Then, crash. I spent several good hours just trying to get the blasted code. At first I naively thought perhaps the code would be attached to some version of the installer. Nope. I went to the CVS, installed TortoiseCVS, and failed to login with a blank password. At this point I decided to try accessing the SVN version, since I’m already familiar with SVN. I managed to get the code, but it did not build due to a LicenseException 🙁

I figured the SVN version might be different from the CVS, so I went back to my efforts to use TortoiseCVS, and succeeded … to connect. In SVN, I could just get the entire latest version. In CVS, I had to choose “packages” to download. Trying some packages, I found that TortoiseSVN does download, only it deletes the downloaded file just at the end of the download. ARG!

I really don’t understand why this entire process has to be so complicated. This entire process should have taken half an hour, including downloading the code, modifying and initial testing. Why almost every time you download open source code, it never compiles on the first build. Why the SVN and CVS versions are different.

Bottom Line
I still like my idea of intelligent, learning RSS reader. If anyone has more knowledge in the mysterious ways of Sourceforge and wants to help, call.

RSS Feed for Gmail

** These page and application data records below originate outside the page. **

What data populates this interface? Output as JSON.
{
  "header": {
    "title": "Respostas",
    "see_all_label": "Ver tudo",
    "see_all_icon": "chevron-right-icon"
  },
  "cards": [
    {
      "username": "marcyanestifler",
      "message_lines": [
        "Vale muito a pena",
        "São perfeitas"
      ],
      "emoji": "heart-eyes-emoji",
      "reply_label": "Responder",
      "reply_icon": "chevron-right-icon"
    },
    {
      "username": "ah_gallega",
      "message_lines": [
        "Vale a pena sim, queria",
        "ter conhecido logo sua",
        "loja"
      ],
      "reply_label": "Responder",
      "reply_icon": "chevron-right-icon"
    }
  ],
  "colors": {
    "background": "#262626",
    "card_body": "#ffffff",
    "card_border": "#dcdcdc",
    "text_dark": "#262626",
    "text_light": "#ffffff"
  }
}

I just accidently discovered this recently – you can get your email messages on Gmail as an RSS feed.